▸ **Records for the task**:
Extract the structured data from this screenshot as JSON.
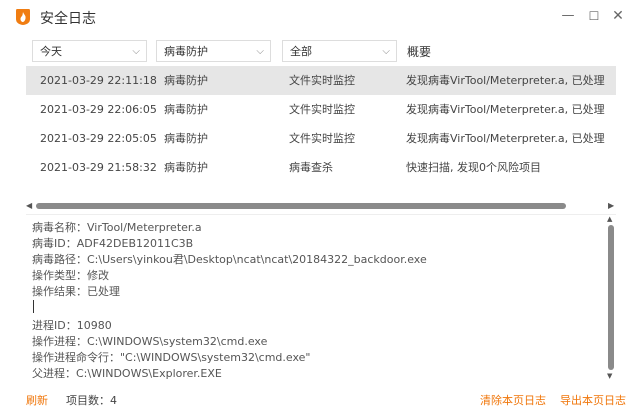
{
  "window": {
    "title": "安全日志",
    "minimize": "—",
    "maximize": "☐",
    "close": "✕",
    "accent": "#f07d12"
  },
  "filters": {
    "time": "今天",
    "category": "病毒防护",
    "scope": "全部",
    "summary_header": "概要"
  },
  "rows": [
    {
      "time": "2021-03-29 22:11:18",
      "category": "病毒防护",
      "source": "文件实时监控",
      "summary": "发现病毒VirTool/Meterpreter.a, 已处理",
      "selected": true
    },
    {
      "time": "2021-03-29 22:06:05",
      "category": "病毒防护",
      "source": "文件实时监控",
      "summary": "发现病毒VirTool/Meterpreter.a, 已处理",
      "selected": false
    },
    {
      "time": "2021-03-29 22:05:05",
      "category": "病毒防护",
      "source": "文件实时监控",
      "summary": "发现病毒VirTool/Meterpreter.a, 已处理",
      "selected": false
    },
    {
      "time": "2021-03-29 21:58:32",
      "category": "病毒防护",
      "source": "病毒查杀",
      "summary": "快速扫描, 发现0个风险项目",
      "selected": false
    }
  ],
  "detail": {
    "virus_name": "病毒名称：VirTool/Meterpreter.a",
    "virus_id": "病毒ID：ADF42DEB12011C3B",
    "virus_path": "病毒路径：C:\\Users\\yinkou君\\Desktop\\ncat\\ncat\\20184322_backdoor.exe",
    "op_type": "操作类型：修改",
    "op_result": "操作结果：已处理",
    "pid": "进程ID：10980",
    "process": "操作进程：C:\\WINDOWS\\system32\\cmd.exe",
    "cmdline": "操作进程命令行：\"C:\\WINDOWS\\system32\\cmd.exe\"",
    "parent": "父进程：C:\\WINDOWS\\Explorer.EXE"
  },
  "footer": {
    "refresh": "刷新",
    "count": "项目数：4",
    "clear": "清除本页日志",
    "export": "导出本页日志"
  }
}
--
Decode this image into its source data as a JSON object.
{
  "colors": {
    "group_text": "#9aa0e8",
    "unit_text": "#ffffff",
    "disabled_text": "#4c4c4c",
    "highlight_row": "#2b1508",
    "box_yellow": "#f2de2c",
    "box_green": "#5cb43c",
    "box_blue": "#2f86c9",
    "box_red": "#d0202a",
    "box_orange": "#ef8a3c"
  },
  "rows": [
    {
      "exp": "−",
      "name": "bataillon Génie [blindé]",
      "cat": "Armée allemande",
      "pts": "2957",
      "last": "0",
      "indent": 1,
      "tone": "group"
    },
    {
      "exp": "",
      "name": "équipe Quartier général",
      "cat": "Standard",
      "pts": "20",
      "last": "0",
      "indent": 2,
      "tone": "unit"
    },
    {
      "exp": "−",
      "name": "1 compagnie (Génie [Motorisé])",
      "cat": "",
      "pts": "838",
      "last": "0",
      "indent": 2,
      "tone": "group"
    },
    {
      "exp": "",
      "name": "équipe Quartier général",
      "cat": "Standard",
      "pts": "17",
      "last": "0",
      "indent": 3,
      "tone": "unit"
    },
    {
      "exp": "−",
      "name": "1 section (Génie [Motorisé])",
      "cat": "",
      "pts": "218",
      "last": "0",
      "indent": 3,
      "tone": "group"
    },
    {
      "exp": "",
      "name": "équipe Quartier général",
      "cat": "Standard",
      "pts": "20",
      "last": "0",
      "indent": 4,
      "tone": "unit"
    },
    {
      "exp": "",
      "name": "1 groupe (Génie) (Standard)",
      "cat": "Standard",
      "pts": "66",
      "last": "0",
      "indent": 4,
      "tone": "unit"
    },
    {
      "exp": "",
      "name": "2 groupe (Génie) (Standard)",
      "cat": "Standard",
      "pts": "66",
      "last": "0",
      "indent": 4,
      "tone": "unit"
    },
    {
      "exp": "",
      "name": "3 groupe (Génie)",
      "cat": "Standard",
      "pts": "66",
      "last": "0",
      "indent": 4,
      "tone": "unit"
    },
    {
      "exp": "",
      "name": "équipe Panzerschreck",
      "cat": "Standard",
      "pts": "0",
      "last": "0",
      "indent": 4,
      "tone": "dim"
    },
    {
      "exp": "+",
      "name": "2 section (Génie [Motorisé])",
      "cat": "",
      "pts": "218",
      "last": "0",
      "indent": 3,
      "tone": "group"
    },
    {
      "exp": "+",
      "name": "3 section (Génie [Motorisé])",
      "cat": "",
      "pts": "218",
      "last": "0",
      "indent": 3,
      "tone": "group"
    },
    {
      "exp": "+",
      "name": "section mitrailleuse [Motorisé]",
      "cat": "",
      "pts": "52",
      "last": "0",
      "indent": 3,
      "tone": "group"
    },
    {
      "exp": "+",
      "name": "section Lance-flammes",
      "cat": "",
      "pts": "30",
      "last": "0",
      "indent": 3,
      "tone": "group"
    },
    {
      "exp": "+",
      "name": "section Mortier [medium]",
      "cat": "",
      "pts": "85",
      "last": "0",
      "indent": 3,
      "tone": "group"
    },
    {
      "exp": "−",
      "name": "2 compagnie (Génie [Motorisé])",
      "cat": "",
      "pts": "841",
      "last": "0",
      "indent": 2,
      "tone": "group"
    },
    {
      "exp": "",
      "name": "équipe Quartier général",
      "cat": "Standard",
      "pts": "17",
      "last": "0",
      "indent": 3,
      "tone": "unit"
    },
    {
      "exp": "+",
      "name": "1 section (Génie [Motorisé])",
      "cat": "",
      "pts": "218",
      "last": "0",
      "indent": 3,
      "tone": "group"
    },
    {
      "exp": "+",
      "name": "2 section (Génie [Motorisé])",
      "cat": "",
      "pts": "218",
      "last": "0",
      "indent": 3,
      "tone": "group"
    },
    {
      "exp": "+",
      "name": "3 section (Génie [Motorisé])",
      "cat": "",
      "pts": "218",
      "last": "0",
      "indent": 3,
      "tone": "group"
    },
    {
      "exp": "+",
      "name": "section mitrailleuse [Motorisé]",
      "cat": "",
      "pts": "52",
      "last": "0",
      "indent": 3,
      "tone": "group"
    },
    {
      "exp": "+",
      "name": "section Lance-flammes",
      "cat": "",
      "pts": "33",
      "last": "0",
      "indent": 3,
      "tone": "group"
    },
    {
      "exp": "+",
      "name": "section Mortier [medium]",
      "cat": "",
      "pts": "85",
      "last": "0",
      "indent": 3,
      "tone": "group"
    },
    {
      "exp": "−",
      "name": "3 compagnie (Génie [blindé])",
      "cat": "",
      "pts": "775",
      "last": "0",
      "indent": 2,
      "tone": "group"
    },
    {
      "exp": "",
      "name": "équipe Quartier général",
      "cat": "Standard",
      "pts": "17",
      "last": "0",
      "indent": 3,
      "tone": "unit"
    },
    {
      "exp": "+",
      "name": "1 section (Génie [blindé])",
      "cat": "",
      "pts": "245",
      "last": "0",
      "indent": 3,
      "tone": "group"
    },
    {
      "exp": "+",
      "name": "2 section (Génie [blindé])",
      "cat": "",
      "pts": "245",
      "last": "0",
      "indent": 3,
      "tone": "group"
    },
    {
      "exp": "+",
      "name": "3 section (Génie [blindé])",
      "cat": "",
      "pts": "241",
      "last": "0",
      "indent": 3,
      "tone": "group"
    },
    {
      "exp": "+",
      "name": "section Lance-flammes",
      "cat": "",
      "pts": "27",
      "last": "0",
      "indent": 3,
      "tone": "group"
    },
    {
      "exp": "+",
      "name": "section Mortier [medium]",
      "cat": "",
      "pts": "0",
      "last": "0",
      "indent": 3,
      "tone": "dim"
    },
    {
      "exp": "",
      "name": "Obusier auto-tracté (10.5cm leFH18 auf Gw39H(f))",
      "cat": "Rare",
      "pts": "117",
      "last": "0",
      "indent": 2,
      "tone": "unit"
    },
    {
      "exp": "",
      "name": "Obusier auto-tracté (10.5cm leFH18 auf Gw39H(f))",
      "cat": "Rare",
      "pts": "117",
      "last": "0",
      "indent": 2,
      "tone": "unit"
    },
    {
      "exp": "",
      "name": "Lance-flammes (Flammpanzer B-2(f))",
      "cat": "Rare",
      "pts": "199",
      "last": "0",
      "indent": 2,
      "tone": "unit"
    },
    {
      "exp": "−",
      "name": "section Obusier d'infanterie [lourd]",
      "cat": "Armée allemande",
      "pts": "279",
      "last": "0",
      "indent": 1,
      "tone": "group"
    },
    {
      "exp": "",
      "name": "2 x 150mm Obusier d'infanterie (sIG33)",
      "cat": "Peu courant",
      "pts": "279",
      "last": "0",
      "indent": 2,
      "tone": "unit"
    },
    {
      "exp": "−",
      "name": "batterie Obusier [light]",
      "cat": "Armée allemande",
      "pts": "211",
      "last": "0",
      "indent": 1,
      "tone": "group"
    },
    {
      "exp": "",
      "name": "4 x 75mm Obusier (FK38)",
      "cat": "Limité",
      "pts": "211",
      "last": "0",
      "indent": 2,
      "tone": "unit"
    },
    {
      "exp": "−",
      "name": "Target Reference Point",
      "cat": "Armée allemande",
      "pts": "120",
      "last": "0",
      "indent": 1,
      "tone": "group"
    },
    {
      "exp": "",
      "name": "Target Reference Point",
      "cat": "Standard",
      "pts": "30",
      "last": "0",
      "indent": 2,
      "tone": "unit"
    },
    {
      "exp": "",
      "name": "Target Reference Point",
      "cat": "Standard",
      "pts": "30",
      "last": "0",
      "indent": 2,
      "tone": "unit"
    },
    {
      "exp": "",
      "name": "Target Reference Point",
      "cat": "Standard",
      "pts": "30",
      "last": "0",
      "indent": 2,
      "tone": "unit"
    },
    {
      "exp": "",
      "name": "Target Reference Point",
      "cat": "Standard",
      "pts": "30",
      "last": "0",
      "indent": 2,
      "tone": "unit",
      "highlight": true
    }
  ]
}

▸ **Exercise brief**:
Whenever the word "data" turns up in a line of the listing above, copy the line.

▸ **Task response**:
Extract the structured data from this screenshot as JSON.
Decode this image into its source data as a JSON object.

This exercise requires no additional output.